◆ **HOW TO COMPLETE THIS TASK**
From the first line to the last, print the records exactly, leaving out the pictures.

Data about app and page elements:
....................

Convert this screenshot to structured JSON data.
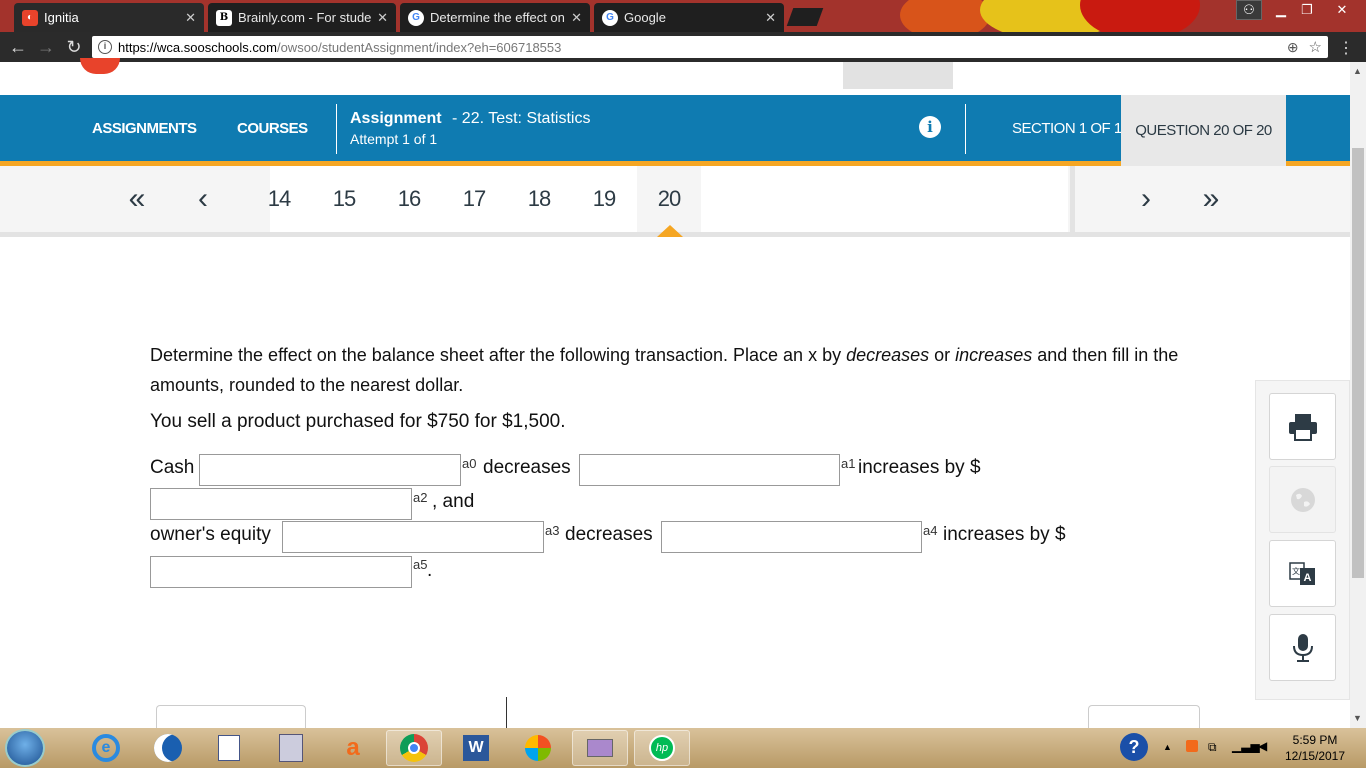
{
  "browser": {
    "tabs": [
      {
        "title": "Ignitia",
        "favicon": "ignitia-icon",
        "active": true
      },
      {
        "title": "Brainly.com - For studen",
        "favicon": "brainly-icon",
        "active": false
      },
      {
        "title": "Determine the effect on",
        "favicon": "google-icon",
        "active": false
      },
      {
        "title": "Google",
        "favicon": "google-icon",
        "active": false
      }
    ],
    "url_host": "https://wca.sooschools.com",
    "url_path": "/owsoo/studentAssignment/index?eh=606718553"
  },
  "nav": {
    "assignments": "ASSIGNMENTS",
    "courses": "COURSES",
    "assignment_label": "Assignment",
    "assignment_name": "- 22. Test: Statistics",
    "attempt": "Attempt 1 of 1",
    "section": "SECTION 1 OF 1",
    "question": "QUESTION 20 OF 20"
  },
  "question_nav": {
    "numbers": [
      "14",
      "15",
      "16",
      "17",
      "18",
      "19",
      "20"
    ],
    "current": "20",
    "first": "«",
    "prev": "‹",
    "next": "›",
    "last": "»"
  },
  "question": {
    "line1_a": "Determine the effect on the balance sheet after the following transaction. Place an x by ",
    "line1_em1": "decreases",
    "line1_b": " or ",
    "line1_em2": "increases",
    "line1_c": " and then fill in the amounts, rounded to the nearest dollar.",
    "scenario": "You sell a product purchased for $750 for $1,500.",
    "cash_label": "Cash",
    "decreases": "decreases",
    "increases_by": "increases by $",
    "and": ", and",
    "owners_equity": "owner's equity",
    "period": ".",
    "fields": {
      "a0": "",
      "a1": "",
      "a2": "",
      "a3": "",
      "a4": "",
      "a5": ""
    },
    "sup": {
      "a0": "a0",
      "a1": "a1",
      "a2": "a2",
      "a3": "a3",
      "a4": "a4",
      "a5": "a5"
    }
  },
  "tools": [
    "print-icon",
    "globe-icon",
    "translate-icon",
    "microphone-icon"
  ],
  "taskbar": {
    "time": "5:59 PM",
    "date": "12/15/2017"
  },
  "colors": {
    "brand_blue": "#0f7bb1",
    "accent_orange": "#f5a623"
  }
}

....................

◆ **SOLUTION FOR THIS EXERCISE**
Convert this screenshot to structured JSON data.
{
  "browser": {
    "tabs": [
      {
        "title": "Ignitia",
        "favicon": "ignitia-icon",
        "active": true
      },
      {
        "title": "Brainly.com - For studen",
        "favicon": "brainly-icon",
        "active": false
      },
      {
        "title": "Determine the effect on",
        "favicon": "google-icon",
        "active": false
      },
      {
        "title": "Google",
        "favicon": "google-icon",
        "active": false
      }
    ],
    "url_host": "https://wca.sooschools.com",
    "url_path": "/owsoo/studentAssignment/index?eh=606718553"
  },
  "nav": {
    "assignments": "ASSIGNMENTS",
    "courses": "COURSES",
    "assignment_label": "Assignment",
    "assignment_name": "- 22. Test: Statistics",
    "attempt": "Attempt 1 of 1",
    "section": "SECTION 1 OF 1",
    "question": "QUESTION 20 OF 20"
  },
  "question_nav": {
    "numbers": [
      "14",
      "15",
      "16",
      "17",
      "18",
      "19",
      "20"
    ],
    "current": "20",
    "first": "«",
    "prev": "‹",
    "next": "›",
    "last": "»"
  },
  "question": {
    "line1_a": "Determine the effect on the balance sheet after the following transaction. Place an x by ",
    "line1_em1": "decreases",
    "line1_b": " or ",
    "line1_em2": "increases",
    "line1_c": " and then fill in the amounts, rounded to the nearest dollar.",
    "scenario": "You sell a product purchased for $750 for $1,500.",
    "cash_label": "Cash",
    "decreases": "decreases",
    "increases_by": "increases by $",
    "and": ", and",
    "owners_equity": "owner's equity",
    "period": ".",
    "fields": {
      "a0": "",
      "a1": "",
      "a2": "",
      "a3": "",
      "a4": "",
      "a5": ""
    },
    "sup": {
      "a0": "a0",
      "a1": "a1",
      "a2": "a2",
      "a3": "a3",
      "a4": "a4",
      "a5": "a5"
    }
  },
  "tools": [
    "print-icon",
    "globe-icon",
    "translate-icon",
    "microphone-icon"
  ],
  "taskbar": {
    "time": "5:59 PM",
    "date": "12/15/2017"
  },
  "colors": {
    "brand_blue": "#0f7bb1",
    "accent_orange": "#f5a623"
  }
}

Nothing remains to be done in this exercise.